Euthanasia in Horse Racing
Euthanasia, or the act of ending a horse’s life in order to prevent suffering or pain, has been a part of the horse racing industry since its inception. In the past, it was not uncommon for owners to euthanize horses after they had been injured or were suffering from a terminal illness. The practice has become increasingly controversial in recent years, as the public has become more aware of the ethical implications of horse racing and the use of euthanasia.
Current Practices in Horse Racing
Today, the practice of euthanasia in horse racing is considered to be a last resort and is rarely used. In most cases, injured or ill horses are treated and rehabilitated if possible. If a horse cannot be saved, the decision to euthanize is made by the veterinarian in consultation with the owner. In some cases, the decision is made in consultation with the racing commission or governing body.
The practice of euthanasia has also been made more humane in recent years. While in the past, horses were often shot on the track, this is now rarely done. Instead, euthanasia is performed in a more humane way, using a lethal injection.
The use of euthanasia in horse racing has raised a number of ethical questions. Many people argue that it is wrong to end a horse’s life in order to prevent suffering or pain, while others believe that it is necessary in order to prevent further suffering or injury.
In addition, there is the issue of whether euthanasia is the best solution for horses that are no longer profitable for their owners. In some cases, owners may choose to euthanize a horse that is no longer profitable, rather than sending them to a rescue facility or sanctuary. This raises questions about the ethics of exploiting horses for financial gain.
The phrase “Do they shoot horses on the track?” has been a source of confusion and contention for many years. While in the past, horses were sometimes shot on the track, this is now rarely done. Instead, euthanasia is performed in a more humane way, using a lethal injection.
The use of euthanasia in horse racing has raised a number of ethical questions, including whether it is right to end a horse’s life in order to prevent suffering or pain and whether it is ethical to exploit horses for financial gain.

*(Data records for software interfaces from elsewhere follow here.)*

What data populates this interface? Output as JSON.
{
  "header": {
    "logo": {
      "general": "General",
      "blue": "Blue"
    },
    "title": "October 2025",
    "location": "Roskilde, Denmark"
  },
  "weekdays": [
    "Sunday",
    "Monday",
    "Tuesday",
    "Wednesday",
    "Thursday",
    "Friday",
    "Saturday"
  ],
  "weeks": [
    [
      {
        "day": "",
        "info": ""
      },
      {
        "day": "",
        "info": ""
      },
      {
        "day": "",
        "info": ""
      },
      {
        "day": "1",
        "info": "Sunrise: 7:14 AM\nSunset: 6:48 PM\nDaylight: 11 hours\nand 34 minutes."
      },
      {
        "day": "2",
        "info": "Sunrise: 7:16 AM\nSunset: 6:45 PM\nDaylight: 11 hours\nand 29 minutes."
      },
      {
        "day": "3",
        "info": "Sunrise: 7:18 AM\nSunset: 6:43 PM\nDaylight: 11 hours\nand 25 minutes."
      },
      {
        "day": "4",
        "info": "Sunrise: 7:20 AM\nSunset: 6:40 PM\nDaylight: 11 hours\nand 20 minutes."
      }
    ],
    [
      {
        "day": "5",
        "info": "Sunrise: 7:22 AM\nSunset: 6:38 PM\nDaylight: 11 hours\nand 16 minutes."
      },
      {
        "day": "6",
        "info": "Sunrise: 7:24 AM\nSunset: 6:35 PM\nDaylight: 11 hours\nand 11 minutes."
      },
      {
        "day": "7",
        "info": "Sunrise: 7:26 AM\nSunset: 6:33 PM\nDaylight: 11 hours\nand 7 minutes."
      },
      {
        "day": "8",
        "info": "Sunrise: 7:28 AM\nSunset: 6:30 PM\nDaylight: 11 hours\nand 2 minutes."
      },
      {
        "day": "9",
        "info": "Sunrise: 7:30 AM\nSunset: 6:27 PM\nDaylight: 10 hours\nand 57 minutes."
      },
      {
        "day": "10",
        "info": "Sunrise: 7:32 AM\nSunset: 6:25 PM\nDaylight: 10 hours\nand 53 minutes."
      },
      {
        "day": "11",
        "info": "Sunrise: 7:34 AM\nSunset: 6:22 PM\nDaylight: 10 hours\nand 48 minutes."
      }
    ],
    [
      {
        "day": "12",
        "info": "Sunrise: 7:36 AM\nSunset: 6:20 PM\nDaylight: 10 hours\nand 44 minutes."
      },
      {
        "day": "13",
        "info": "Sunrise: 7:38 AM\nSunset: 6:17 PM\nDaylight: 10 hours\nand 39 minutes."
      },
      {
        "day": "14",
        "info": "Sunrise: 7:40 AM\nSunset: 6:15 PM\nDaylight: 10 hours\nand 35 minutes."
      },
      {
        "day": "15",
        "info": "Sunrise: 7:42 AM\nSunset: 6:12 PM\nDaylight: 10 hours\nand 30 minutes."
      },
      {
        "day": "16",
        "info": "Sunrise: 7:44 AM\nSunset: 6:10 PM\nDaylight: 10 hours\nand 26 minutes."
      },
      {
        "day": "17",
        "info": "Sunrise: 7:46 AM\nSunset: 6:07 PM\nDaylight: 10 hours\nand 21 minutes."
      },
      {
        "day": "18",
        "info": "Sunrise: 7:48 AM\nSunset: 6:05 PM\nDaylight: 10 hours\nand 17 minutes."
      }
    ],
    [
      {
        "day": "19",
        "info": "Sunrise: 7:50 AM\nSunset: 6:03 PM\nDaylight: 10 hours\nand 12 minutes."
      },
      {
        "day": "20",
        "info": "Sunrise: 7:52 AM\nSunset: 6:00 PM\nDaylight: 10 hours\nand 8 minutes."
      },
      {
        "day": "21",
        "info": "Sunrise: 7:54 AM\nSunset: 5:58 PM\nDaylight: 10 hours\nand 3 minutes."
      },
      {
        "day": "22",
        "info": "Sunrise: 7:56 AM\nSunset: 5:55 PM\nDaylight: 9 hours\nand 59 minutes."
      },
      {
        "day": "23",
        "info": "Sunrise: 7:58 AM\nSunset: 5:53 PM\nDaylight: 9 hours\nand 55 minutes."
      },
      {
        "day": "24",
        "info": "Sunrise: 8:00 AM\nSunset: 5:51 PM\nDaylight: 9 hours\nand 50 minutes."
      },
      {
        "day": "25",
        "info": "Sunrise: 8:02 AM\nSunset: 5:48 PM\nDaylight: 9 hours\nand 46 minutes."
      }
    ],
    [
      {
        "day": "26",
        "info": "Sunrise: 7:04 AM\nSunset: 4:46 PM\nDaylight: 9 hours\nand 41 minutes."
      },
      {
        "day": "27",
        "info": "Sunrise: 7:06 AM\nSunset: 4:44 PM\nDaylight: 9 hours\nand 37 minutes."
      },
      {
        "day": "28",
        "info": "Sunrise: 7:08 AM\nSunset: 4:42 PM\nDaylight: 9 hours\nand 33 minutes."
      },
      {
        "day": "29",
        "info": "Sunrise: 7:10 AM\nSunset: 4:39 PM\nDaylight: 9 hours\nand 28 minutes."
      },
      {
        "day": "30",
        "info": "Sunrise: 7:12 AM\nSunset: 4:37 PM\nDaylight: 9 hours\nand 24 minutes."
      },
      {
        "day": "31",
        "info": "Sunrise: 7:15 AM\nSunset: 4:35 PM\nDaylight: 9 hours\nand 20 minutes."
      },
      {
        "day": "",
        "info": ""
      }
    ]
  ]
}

Ultimately, the decision to euthanize a horse should be made in consultation with the horse’s veterinarian, owner, and the racing commission or governing body.